Back to work this morning, so let's get caught up on these del.icio.us tags from the past four days.
From Friday —
David Armano at Logic + Emotion responds to Steve Rubel's recent assertion that the differentiation between social media and mainstream media is gone -- or on its way out. I'm glad Armano did because apparently I was too busy eating holiday fruitcake to do so myself -- until now. As far as I'm concerned, not only is the differentiation still very clear, it should be sustained.
One of Armano's points specifically resonates with me. He argues that, while MSM may be using some of the same tools (i.e., Brian Williams blogs), that doesn't make it social media. Social media may facilitated by tools, but it's not about the tools (despite Wikipedia's definition, which Rubel cites).
As far as I am concerned, social media defines a process or an experience or even a positioning that NEEDS to be defined in contrast to mainstream media. It's about turning up the volume on citizens and providing them with the opportunity to be engaged (in the old school -- non-marketing/PR -- use of the term) in the democratic process.
In other words, Brian Williams could start podcasting from his bedroom, but it would be because someone in the marketing division at NBC thought it would appeal to the elusive 18-24 year old demographic, not because he felt the urge to be heard -- and to participate.
The magic of social media is that it is amplifying voices that may not otherwise be heard. It does not put us all on equal footing, but it does lead those in the mainstream -- corporations, politicians, the media -- to be held more accountable.
It is not that the differentiation between social media and mainstream media no longer exists. Instead, an alternative view would be that -- as the voices of those on the "A-list" start getting louder/heard by more people -- they have simply crossed over the line to mainstream.
We'll miss them, but there will always be more voices that need to be heard.
A side note that occurred to me while writing this, I long for the day when the MSM can be bothered to actually cite blogs specifically -- "as was said by so and so on Daily Kos on Tuesday" -- versus the idiotic, "according to the liberal blogosphere" or "on the blogs, they're saying".
A few others --
- Speaking of mainstream versus social media, Rich Miller (at the Chicago Sun-Times) is getting tired of the political mainstream media's coverage of online political media, whether it's their sweeping generalizations, out and out sloppy reporting of the facts or their dismissal of the relevance of social media to the political process. (Comes via the folks at Echo Ditto, who know damn well about the relevance of social media to the political process, thank you very much.)
- The number of Internet users in China has grown by 30 percent in the past year.
- Taylor Marsh at The Huffington Post thinks we've all gotten just a bit too cynical, as judged by some of the knee-jerk responses to John Edwards' decision to announce his candidacy from the 9th Ward in New Orleans.

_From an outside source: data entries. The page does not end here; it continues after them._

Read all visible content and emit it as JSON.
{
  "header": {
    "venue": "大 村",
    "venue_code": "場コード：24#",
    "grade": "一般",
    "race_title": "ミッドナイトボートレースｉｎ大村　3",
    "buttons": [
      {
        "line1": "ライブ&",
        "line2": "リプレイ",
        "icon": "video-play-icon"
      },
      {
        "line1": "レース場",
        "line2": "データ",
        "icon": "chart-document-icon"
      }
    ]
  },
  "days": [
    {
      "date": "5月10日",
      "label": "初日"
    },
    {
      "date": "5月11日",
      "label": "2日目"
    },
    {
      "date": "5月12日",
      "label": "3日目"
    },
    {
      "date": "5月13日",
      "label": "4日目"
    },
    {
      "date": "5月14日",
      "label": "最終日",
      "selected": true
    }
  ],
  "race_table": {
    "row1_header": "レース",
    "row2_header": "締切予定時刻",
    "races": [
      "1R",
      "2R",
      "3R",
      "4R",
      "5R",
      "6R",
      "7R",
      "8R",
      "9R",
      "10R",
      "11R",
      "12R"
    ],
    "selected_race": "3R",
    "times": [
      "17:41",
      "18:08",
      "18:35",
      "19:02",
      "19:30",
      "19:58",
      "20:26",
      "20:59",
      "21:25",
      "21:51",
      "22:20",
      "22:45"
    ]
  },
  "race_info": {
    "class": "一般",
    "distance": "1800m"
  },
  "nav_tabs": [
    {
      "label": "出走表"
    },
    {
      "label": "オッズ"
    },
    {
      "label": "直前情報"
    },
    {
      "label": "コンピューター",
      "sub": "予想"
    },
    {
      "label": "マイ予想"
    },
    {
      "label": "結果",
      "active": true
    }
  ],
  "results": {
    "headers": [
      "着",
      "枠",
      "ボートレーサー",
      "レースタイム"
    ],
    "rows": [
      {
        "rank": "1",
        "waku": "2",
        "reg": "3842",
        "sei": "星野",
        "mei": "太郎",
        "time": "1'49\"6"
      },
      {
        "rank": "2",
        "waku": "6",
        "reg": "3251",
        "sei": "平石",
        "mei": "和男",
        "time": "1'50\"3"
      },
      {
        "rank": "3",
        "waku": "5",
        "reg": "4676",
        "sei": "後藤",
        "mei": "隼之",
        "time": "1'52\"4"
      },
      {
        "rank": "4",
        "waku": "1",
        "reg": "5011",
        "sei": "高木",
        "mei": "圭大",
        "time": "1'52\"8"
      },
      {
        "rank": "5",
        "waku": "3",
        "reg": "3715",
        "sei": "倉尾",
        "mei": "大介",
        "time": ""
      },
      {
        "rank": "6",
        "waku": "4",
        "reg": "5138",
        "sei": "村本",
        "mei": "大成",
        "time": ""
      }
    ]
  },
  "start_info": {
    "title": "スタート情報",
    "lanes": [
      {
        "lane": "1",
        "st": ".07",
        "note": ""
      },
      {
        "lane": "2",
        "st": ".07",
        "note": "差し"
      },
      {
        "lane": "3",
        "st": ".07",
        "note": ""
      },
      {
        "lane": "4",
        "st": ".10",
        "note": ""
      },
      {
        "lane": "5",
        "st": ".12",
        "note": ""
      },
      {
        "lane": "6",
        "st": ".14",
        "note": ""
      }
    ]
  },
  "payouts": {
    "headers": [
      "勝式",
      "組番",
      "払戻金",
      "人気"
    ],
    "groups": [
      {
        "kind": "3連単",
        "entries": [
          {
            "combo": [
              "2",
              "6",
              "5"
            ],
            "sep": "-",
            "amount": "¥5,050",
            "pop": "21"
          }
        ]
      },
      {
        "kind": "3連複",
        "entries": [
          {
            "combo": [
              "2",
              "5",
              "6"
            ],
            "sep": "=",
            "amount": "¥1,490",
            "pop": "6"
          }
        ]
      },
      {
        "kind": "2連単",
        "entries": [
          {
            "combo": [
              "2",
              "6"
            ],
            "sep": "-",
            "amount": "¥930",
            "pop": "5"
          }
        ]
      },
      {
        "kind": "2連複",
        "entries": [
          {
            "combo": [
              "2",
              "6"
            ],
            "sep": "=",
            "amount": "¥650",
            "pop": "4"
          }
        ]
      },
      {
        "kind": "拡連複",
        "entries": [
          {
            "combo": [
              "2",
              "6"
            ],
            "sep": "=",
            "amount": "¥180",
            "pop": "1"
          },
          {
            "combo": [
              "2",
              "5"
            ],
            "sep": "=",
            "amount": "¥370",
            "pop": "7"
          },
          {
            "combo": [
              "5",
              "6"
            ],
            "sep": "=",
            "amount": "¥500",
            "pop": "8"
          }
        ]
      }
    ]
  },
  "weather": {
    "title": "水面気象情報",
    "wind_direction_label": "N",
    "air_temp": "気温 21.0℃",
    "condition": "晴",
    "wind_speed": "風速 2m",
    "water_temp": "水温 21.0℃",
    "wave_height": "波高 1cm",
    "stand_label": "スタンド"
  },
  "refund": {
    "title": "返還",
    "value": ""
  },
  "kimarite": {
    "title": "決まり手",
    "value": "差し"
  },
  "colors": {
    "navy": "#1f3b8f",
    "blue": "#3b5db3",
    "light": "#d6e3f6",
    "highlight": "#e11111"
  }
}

- Lee Odden at Online Marketing Blog has some smart ideas for using blogs for online media rooms to increase search engine visibility and for "the added bonus of visibility via blog or RSS channels".
- The Huffington Post has taken over NewsRanker from Eat the Press and added functionality.
- Steve Garfield has some tips for John Edwards' next meeting with bloggers. John, let him let you touch his video camera. You'll like it, I assure you.
- I used Wikiquote when I wrote a post about my favorite film, Badlands, over at my other blog. By the way, starting a second blog was a bad idea . . . I'm looking for my voice over there if you have any thoughts.
- Joe Trippi explains the distinction between transformational and transactional candidates. It's the difference between saying, "Look at what I can do," and "Look at what you can do -- or WE can do together". Is John Edwards 2008's "transformational" candidate?
- Also over at MyDD, Mike Connery has some advice for Democrats who might be getting a little smug about polls that show that young voters are voting for their candidates. My favorite idea is one that marries the high level of community participation among young people with party identification. According to Connery, Democrats Work organizes young people to do service work AS DEMOCRATS. In addition to, as Connery says, building a reputation for the party, what I like is that the initiative communicates to young people that their ideals about life in their community are the foundation upon which the party was built.
- There's a great deal of hype (judging by the number of other people who have tagged the site) about The Hype Machine. Thanks to the folks at PSFK for the heads up. Find new music by tracking what music is being talked about among bloggers.
- Also from PSFK, Oxfam recently criticized Starbucks for their treatment of Ethiopian coffee farmers, producing a video of a day of protests (December 16) and posting it on YouTube. Starbucks did something oh so obvious, yet brilliant nevertheless. They made their own damn video (nothing fancy, just are response to the criticism) and posted IT on YouTube so that their story could be heard as well. Crisis management 101 -- fill the void and make sure your side of the story is heard. But, in this case, Starbucks also made sure that their story was heard where it needed to be heard — by the people who are watching the Oxfam video.